“It was a fleeting glimpse of a human being, which is quite often the way for me. It was in the summer of 2017, and I was on holiday in the South of France. We were having lunch at a beachside restaurant, and there was a private shower block behind the restaurant for members of the beach club. And I saw this very bedraggled, skinny, suntanned woman dragging her two small children down the boardwalk and into the shower block, and it was clear that she was not a member of the club but was trying to use the showers. I’m sure there was a very banal reason that she was taking her children into the shower block, but for some reason she got stuck in my psyche and I couldn’t stop thinking about her. Something had happened to her that led to her ending up slightly desperate on the streets of Nice with two small children in tow. And the more I thought about her, the more the story wrapped around her. That’s how it started. I don’t start with big ideas—I start with very tiny ideas.”

Almost the entire novel takes place in a mansion. Can you tell me about this house?

“I think a lot of writers—in fact, mainly female writers—have this obsession with houses. I don’t know what it is or why they’re so fascinating to write about, but I read a lot of psychological thrillers and domestic noir, and the house so often takes on the form of another character. And it’s not something I necessarily set out to do, but I can see when I look back at the book how important this character of the house was.
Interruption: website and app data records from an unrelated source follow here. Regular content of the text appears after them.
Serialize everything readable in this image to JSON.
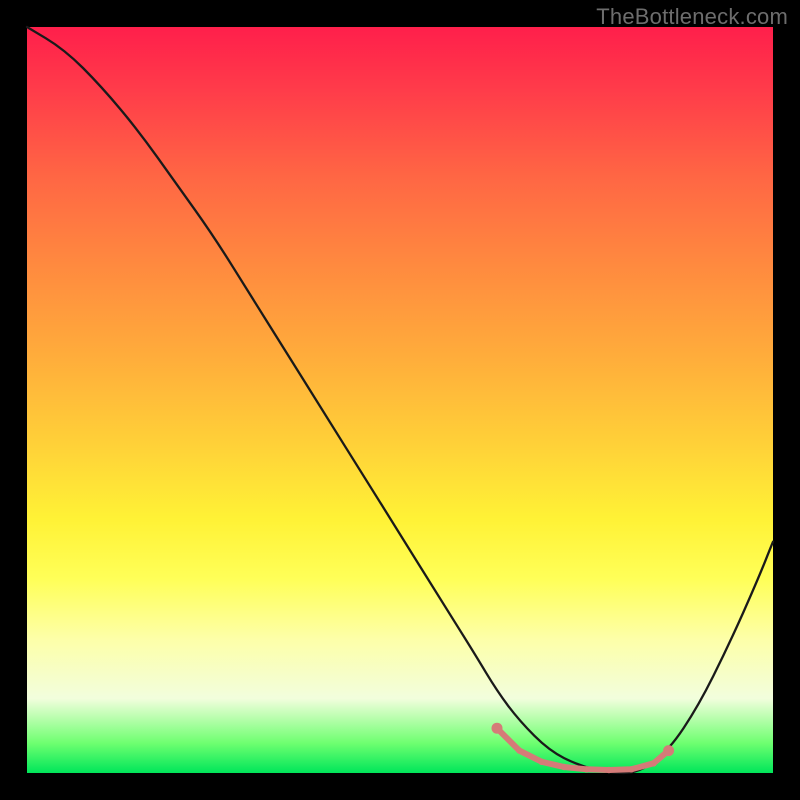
{
  "watermark": "TheBottleneck.com",
  "colors": {
    "background": "#000000",
    "curve": "#1a1a1a",
    "markers": "#d57b78",
    "gradient_top": "#ff1f4b",
    "gradient_bottom": "#00e65a"
  },
  "chart_data": {
    "type": "line",
    "title": "",
    "xlabel": "",
    "ylabel": "",
    "xlim": [
      0,
      100
    ],
    "ylim": [
      0,
      100
    ],
    "note": "Axes are unlabeled in the source image; x and y values are estimated positions in percent of plot area, with y=0 at the bottom (green) and y=100 at the top (red). The curve descends steeply from upper-left, reaches ~0 around x≈70–82, then rises toward the right edge.",
    "series": [
      {
        "name": "bottleneck-curve",
        "x": [
          0,
          5,
          10,
          15,
          20,
          25,
          30,
          35,
          40,
          45,
          50,
          55,
          60,
          63,
          66,
          70,
          74,
          78,
          82,
          86,
          90,
          94,
          98,
          100
        ],
        "y": [
          100,
          97,
          92,
          86,
          79,
          72,
          64,
          56,
          48,
          40,
          32,
          24,
          16,
          11,
          7,
          3,
          1,
          0,
          0,
          3,
          9,
          17,
          26,
          31
        ]
      }
    ],
    "markers": {
      "name": "highlight-band",
      "x": [
        63,
        66,
        69,
        72,
        75,
        78,
        81,
        84,
        86
      ],
      "y": [
        6,
        3,
        1.5,
        0.8,
        0.5,
        0.4,
        0.5,
        1.3,
        3
      ]
    }
  }
}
Even the book I’m writing at the moment—it doesn’t really have a house in it yet, and I’m wondering if one might need to appear.”

What makes a good mystery?

“The skill lies in knowing where to start the story—which is always really hard when you’re writing a psychological thriller—and whose perspective to use. If you can get those right, then it’s all about pacing. I don’t even really think it needs to be about shocking twists you don’t see coming. It’s always nice to have a shocking twist and to have all the expectations turned upside down—I love that. But any story, when there’s a secret at the heart of it that the writer knows and they’re not telling me and they’re just holding it back and holding it back—that’s great. It’s all about pacing.”

What do you think is so appealing about psychological thrillers?

“The public was told very heavy-handedly that they must read books like The Girl on the Train and Gone Girl, and I think these books delivered on their promise. They take readers to the binge-tastic, can’t-wait-to-go-to-bed-and-read-another-chapter, can’t-put-it-down area. Having experienced that, readers are going to keep going back for more. Personally, I quite like a book that takes a long time to read, a book I can get lost in. But I always prefer the experience of a book that swallows me whole and takes me into that fever-pitch reading frenzy. I can totally understand why the reading public has taken to the genre the way they have. You’re just dying to know the secret at the heart of the thing and watch the layers be peeled back minute by minute. It’s nice to be completely absorbed by something, isn’t it?”